Data records for software interfaces:
┄┄┄┄┄┄┄┄┄┄

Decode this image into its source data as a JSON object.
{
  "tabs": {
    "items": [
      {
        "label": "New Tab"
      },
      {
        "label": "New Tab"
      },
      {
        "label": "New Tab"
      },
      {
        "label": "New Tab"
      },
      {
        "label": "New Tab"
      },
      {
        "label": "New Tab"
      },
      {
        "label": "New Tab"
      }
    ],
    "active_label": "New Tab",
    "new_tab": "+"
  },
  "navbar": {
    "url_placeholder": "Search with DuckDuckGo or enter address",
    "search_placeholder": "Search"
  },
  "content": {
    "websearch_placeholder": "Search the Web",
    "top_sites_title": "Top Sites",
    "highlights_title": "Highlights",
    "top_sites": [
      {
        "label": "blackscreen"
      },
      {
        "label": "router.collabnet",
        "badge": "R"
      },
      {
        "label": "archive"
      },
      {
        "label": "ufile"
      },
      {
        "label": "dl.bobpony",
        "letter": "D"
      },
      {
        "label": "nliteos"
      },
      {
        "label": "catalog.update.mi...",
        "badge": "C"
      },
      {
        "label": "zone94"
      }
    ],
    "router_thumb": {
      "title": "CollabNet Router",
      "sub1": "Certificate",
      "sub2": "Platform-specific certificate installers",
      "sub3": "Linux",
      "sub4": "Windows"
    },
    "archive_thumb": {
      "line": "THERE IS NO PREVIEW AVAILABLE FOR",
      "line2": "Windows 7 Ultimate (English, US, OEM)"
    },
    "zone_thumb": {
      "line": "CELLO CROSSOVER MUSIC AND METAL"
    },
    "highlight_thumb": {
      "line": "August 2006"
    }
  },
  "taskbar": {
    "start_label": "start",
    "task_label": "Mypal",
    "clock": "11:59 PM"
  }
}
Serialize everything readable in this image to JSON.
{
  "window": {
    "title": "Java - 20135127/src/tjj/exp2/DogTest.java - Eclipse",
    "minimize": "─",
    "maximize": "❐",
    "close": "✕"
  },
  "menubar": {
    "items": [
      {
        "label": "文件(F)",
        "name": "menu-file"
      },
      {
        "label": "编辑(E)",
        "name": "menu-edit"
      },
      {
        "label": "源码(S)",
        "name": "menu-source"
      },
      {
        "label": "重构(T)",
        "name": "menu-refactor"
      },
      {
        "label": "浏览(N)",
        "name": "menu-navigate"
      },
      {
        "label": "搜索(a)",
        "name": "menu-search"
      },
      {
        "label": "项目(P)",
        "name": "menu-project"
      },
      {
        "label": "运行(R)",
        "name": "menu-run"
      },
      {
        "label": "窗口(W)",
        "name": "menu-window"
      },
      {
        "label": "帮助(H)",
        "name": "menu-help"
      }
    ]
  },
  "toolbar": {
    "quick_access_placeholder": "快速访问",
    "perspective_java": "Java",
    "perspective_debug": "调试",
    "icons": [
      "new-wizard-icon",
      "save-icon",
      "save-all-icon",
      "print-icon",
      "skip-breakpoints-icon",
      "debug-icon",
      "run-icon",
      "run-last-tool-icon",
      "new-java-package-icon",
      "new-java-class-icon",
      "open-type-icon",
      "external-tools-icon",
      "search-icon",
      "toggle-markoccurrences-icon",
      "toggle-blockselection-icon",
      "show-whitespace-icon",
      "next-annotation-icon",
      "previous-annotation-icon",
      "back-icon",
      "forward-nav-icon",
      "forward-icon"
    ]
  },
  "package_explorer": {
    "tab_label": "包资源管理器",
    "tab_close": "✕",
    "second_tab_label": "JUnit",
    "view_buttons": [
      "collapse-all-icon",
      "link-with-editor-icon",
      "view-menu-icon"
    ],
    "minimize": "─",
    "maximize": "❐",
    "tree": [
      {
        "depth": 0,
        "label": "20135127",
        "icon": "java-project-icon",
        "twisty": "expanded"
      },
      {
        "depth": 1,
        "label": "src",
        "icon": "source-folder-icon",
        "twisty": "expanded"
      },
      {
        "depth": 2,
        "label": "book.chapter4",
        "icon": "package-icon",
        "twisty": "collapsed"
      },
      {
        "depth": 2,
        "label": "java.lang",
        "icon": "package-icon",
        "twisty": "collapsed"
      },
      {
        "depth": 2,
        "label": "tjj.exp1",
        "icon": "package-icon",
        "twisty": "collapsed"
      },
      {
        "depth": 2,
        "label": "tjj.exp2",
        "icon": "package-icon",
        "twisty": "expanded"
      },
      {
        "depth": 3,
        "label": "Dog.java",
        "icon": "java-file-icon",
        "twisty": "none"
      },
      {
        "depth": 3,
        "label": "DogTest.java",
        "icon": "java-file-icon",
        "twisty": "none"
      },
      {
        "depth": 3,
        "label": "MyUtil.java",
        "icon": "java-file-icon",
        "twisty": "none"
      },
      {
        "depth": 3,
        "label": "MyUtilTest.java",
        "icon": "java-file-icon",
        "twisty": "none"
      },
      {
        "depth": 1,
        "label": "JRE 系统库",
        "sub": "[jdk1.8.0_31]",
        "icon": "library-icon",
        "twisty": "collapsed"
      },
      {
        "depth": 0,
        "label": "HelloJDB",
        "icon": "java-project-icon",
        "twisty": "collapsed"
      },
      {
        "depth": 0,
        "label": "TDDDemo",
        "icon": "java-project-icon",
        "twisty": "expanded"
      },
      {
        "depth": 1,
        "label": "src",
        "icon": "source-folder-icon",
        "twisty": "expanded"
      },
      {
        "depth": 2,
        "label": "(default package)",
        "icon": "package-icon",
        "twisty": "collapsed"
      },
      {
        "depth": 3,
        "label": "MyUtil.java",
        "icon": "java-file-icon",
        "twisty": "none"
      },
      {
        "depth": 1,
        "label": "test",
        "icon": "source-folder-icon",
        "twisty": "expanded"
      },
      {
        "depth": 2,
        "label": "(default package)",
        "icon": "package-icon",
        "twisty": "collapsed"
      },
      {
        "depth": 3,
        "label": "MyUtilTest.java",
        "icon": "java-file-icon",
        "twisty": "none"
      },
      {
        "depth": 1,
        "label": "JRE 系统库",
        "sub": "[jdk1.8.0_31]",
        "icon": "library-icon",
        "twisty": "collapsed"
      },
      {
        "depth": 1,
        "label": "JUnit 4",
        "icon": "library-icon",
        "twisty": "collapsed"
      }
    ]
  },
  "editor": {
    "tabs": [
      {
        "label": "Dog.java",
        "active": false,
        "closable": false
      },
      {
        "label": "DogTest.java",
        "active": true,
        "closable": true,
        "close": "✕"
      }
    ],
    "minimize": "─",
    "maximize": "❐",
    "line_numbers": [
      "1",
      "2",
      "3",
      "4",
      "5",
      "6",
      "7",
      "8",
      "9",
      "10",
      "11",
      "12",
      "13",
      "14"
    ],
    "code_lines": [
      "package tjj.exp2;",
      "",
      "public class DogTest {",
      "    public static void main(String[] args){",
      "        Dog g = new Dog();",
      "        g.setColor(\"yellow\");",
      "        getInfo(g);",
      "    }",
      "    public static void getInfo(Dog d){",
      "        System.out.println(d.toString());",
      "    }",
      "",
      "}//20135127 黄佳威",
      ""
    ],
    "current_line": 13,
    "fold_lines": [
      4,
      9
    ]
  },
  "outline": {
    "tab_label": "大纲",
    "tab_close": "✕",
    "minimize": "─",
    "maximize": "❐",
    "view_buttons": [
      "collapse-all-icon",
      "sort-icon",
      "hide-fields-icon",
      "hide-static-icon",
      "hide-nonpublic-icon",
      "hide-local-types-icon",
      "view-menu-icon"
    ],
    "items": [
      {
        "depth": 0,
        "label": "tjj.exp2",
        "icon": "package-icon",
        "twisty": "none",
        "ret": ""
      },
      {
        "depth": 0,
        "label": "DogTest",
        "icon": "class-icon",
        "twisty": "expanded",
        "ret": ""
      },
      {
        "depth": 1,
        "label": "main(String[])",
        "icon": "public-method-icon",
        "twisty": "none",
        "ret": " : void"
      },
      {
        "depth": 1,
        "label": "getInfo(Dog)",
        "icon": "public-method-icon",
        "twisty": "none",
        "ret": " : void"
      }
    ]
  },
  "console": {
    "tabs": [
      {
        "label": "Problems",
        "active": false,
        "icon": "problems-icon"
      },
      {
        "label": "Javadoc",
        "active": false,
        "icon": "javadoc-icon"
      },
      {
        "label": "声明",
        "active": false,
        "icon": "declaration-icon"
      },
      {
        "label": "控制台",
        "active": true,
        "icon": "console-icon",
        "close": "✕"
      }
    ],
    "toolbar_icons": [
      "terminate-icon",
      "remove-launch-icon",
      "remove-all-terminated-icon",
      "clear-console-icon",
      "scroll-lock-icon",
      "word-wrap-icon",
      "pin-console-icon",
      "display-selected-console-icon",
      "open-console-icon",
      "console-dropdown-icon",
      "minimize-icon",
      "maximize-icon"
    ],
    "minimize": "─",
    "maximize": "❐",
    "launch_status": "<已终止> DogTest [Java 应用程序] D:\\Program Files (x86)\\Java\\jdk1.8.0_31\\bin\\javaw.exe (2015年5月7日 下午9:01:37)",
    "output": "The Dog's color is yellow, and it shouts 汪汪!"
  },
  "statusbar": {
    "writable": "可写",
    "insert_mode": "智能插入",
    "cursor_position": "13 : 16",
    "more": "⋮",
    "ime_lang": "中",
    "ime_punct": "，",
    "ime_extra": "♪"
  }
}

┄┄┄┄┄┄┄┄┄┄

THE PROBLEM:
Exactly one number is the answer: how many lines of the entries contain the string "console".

YOUR SOLUTION:
7